In addition, Anrijs Matiss knowledge of airBaltic processes was much deeper than that of other involved parties, especially considering his work as state secretary to the Transport Ministry for four years prior to becoming minister. This is why Matiss claims of being back-stabbed and accusations addressed to airBaltic, Transport Ministry’s state secretary, consultants and even the Prime Minister are surreal to say the least. This tactic contrasts with shared confusion of all sides involved in the process in regards to the former minister’s unwillingness to carry and discuss important matters of the airline to the Cabinet of Ministers.
Because of that, the government has not been provided with a healthy discussion or the concept of an aeroholding, which was originally compiled in 2014.

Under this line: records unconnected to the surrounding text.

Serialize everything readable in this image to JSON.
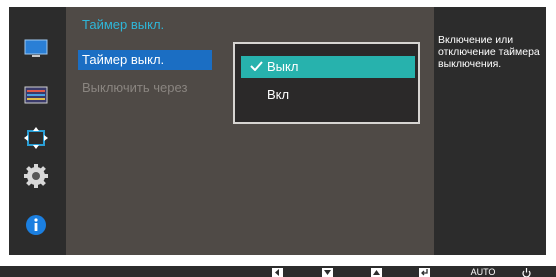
{
  "sidebar": {
    "items": [
      {
        "icon": "picture-icon"
      },
      {
        "icon": "onscreen-display-icon"
      },
      {
        "icon": "position-size-icon"
      },
      {
        "icon": "settings-gear-icon"
      },
      {
        "icon": "information-icon"
      }
    ]
  },
  "panel": {
    "title": "Таймер выкл.",
    "items": [
      {
        "label": "Таймер выкл."
      },
      {
        "label": "Выключить через"
      }
    ]
  },
  "dropdown": {
    "options": [
      {
        "label": "Выкл",
        "checked": true
      },
      {
        "label": "Вкл",
        "checked": false
      }
    ]
  },
  "info": {
    "text": "Включение или отключение таймера выключения."
  },
  "bottom_bar": {
    "auto_label": "AUTO",
    "buttons": [
      "left-arrow-icon",
      "down-arrow-icon",
      "up-arrow-icon",
      "enter-icon",
      "auto-button",
      "power-icon"
    ]
  },
  "colors": {
    "accent_teal": "#27b2ad",
    "selection_blue": "#1b6ec3",
    "title_cyan": "#2fb6d8"
  }
}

The minister was provided with the offer of the German investor on 2 July 2015, when the minister was presented the structure of the potential deal with all of its possible flaws, as well as money flow predictions and associated risks. I have never hidden my personal criticisms about this project, including because of possible conflicts with the current concept of the Bombardier fleet and because I would rather not witness the loss of positive dynamics of talks held with potential investors in China.
With that, I stand firmly in support of alternatives and consideration of other funding scenarios and assessment of the German investor’s offer and its compliance with commercial and strategic interests. Up to this day I do not agree with Martin Gauss opinion regarding reasons behind the choice of regional fleet and justifications behind it. I have requested the board to carry out a repeated analysis of this scenario and its possible effects on airBaltic’s reputation and passenger loyalty.

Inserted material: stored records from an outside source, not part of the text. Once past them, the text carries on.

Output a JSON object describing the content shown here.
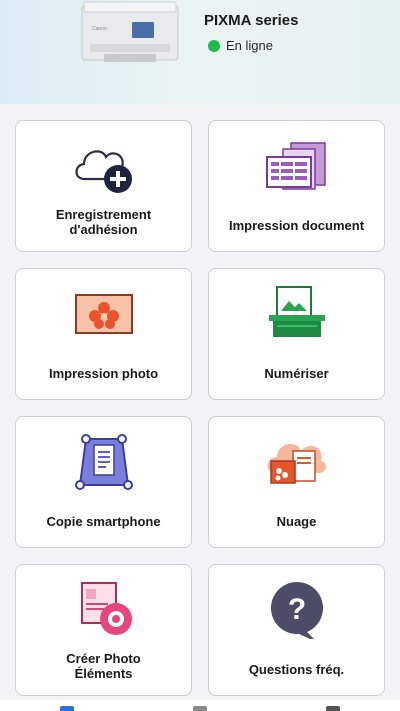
{
  "header": {
    "printer_name": "PIXMA series",
    "status_text": "En ligne",
    "status_color": "#1fb84a"
  },
  "tiles": [
    {
      "label": "Enregistrement\nd'adhésion",
      "icon": "cloud-plus-icon"
    },
    {
      "label": "Impression document",
      "icon": "document-print-icon"
    },
    {
      "label": "Impression photo",
      "icon": "photo-print-icon"
    },
    {
      "label": "Numériser",
      "icon": "scan-icon"
    },
    {
      "label": "Copie smartphone",
      "icon": "smartphone-copy-icon"
    },
    {
      "label": "Nuage",
      "icon": "cloud-icon"
    },
    {
      "label": "Créer Photo\nÉléments",
      "icon": "photo-elements-icon"
    },
    {
      "label": "Questions fréq.",
      "icon": "faq-icon"
    }
  ],
  "bottom_nav": {
    "icons": [
      "home-icon",
      "info-icon",
      "menu-icon"
    ],
    "accent": "#2a6fdb"
  }
}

It is important to mention here that the council does not have the resources to assess the potential investor’s personality, origin of his money and compliance of his offer to the country’s geopolitical and national security interests. This responsibility falls on the Cabinet of Ministers and other competent services.»